BALTIMORE — If you can’t figure out how to describe Sinbad’s type of stand-up comedy, don’t worry about it—neither can he. The longtime comedian and comic actor says he’s been trying to figure that out for years.
Born and raised as one of six kids to Martha and the Rev. Dr. Donald Adkins in Benton Harbor, Michigan, Sinbad–born David Adkins–says that he grew up in the golden age of TV. He watched and admired Robin Williams, Richard Pryor, Bill Cosby, Jonathan Winters, and Red Skelton. He wanted to be them all.
When Sinbad brings his act to Rams Head on Stage for two shows on December 27, fans shouldn’t have any expectations of what he’ll do–other than being funny of course. “I don’t know what it’s going to be. If you watch one of my shows, I’ve got a mix of everything. It just comes spontaneously,” Sinbad says. “I don’t write everything down in totality. I’ll write a line like ‘Talk about what happened at Cracker Barrel. Talk about riding my bike.’ Then something happens on stage—that’s where the magic happens.”

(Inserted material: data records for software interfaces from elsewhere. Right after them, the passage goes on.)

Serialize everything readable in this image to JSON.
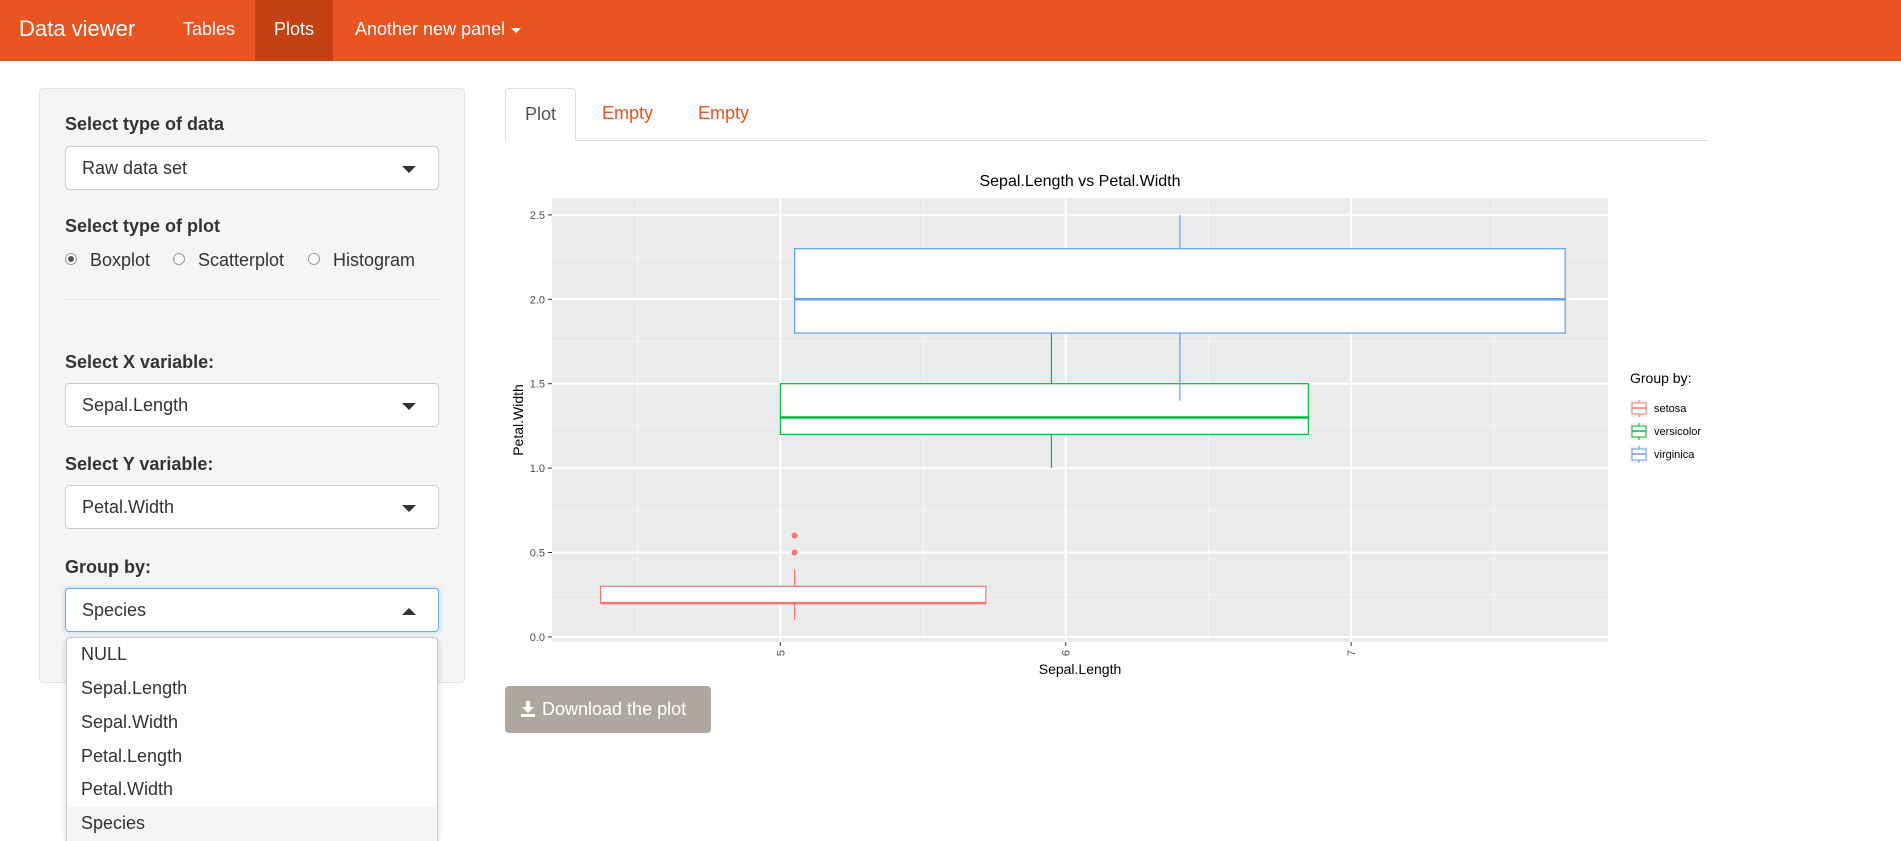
{
  "navbar": {
    "brand": "Data viewer",
    "items": [
      {
        "label": "Tables",
        "active": false
      },
      {
        "label": "Plots",
        "active": true
      },
      {
        "label": "Another new panel",
        "dropdown": true
      }
    ],
    "color": "#e95420",
    "active_color": "#c34113"
  },
  "sidebar": {
    "data_type": {
      "label": "Select type of data",
      "value": "Raw data set"
    },
    "plot_type": {
      "label": "Select type of plot",
      "options": [
        "Boxplot",
        "Scatterplot",
        "Histogram"
      ],
      "selected": "Boxplot"
    },
    "x_variable": {
      "label": "Select X variable:",
      "value": "Sepal.Length"
    },
    "y_variable": {
      "label": "Select Y variable:",
      "value": "Petal.Width"
    },
    "group_by": {
      "label": "Group by:",
      "value": "Species",
      "open": true,
      "options": [
        "NULL",
        "Sepal.Length",
        "Sepal.Width",
        "Petal.Length",
        "Petal.Width",
        "Species"
      ]
    }
  },
  "tabs": [
    {
      "label": "Plot",
      "active": true
    },
    {
      "label": "Empty",
      "active": false
    },
    {
      "label": "Empty",
      "active": false
    }
  ],
  "chart_data": {
    "type": "boxplot",
    "title": "Sepal.Length vs Petal.Width",
    "xlabel": "Sepal.Length",
    "ylabel": "Petal.Width",
    "x_ticks": [
      "5",
      "6",
      "7"
    ],
    "y_ticks": [
      "0.0",
      "0.5",
      "1.0",
      "1.5",
      "2.0",
      "2.5"
    ],
    "xlim": [
      4.2,
      7.9
    ],
    "ylim": [
      -0.03,
      2.6
    ],
    "legend_title": "Group by:",
    "legend_position": "right",
    "series": [
      {
        "name": "setosa",
        "color": "#f8766d",
        "x_low": 4.37,
        "x_high": 5.72,
        "x_center": 5.05,
        "whisker_low": 0.1,
        "q1": 0.2,
        "median": 0.2,
        "q3": 0.3,
        "whisker_high": 0.4,
        "outliers": [
          0.5,
          0.6
        ]
      },
      {
        "name": "versicolor",
        "color": "#00ba38",
        "x_low": 5.0,
        "x_high": 6.85,
        "x_center": 5.95,
        "whisker_low": 1.0,
        "q1": 1.2,
        "median": 1.3,
        "q3": 1.5,
        "whisker_high": 1.8,
        "outliers": []
      },
      {
        "name": "virginica",
        "color": "#619cff",
        "x_low": 5.05,
        "x_high": 7.75,
        "x_center": 6.4,
        "whisker_low": 1.4,
        "q1": 1.8,
        "median": 2.0,
        "q3": 2.3,
        "whisker_high": 2.5,
        "outliers": []
      }
    ]
  },
  "download": {
    "label": "Download the plot",
    "icon": "download-icon",
    "color": "#aea79f"
  }
}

This spontaneity has worked for him—in stand-up and acting. Although many may remember first seeing Sinbad perform on Star Search, he actually began performing while in the Air Force. After attending college at the University of Denver, Sinbad decided to join the Air Force, a decision that he wonders about today. “It was crazy because I had the least amount of discipline to start something like that. I thought I could play on the Air Force basketball team, then I could leave, and a pro team would pick me up,” he says. Then he planned on joining the Harlem Globetrotters, which would be his “in” to being funny in Hollywood.
When he realized the military was not for him, Sinbad began trying to get kicked out, though not before performing comedy in an Air Force talent show. While he says he won the competition, he soon was dismissed from the Air Force for parking his car backward across two spots. “They thought I was trying to be funny, so that was the last straw,” Sinbad recalls.
Besides performing comedy, Sinbad stars on the new Fox sitcom Rel. He describes his character as the dad who is always tough on his kids, but they know at the end of the day he will always have their backs. Like many things in his life, getting this role was, he says, an accident.
“I didn’t want to go back to TV and do a sitcom. I wanted to do something more like dramedies because I was tired of sitcoms,” Sinbad explains. His agent contacted him about the role, and he wasn’t sure he wanted to do it. Previously, he worked on programs such as The Redd Foxx Show, A Different World, and The Cosby Show. But the role and script kept coming back to him—a number of times. “I pray on things. I believe that if something keeps showing up, there must be a reason,” he says. He took the job and is glad he did. “It just happened to work out, and I’ve enjoyed it.”
While he jokes that he’s the “old man” on the set, it doesn’t bother him. He’s glad to have the chance to mentor younger people because it’s his chance to pay it forward. “I was mentored by Cosby, by Redd Foxx. I got the chance to meet Red Skelton early in my career. I talked to Lucy [Lucille Ball]. I got to touch the hem of the garment of some of the greatest ever. Red taught me how to do TV and to trust my instinct—and that it was okay to leave when I thought I could do something funnier,” says Sinbad. “I know that [being mentored] helped me when I was really lost. Now mentoring—that’s the natural flow of life if you look at it.”
After performing stand-up comedy for more than 35 years, Sinbad knows what it’s done for him. “It taught me to be fearless,” he says. And he believes he’s not even close to being finished. “I don’t think I’ve done anywhere near what I’m supposed to do in Hollywood.”
While neither Sinbad nor his audience will know what to expect from his upcoming shows, he guarantees one thing: “I will change your life. You need something fixed? Shout it out. I can fix it in 13 seconds,” he quips. “I have an answer for everything. Might not be the right one, but I got one!”
Sinbad performs at Rams Head on Stage on December 27. For more info, go to RamsHeadOnStage.com.
Michele “Wojo” Wojciechowski is a national award-winning writer and author of the humor book Next Time I Move, They’ll Carry Me Out in a Box. Her work has appeared in publications such as Vanity Fair, Esquire, Parade, Discover, AARP, PBS’ Next Avenue, Family Circle, Reader’s Digest, and many more. Over the last few years, she’s been learning to play the drums and dreams of playing one song with the Foo Fighters. Oh yeah, and she’s got a Xena Warrior Princess costume hanging in her closet. Don’t ask. Reach her at WojosWorld.com, Twitter @TheMicheleWojo, Facebook WojosWorldFanPage.com.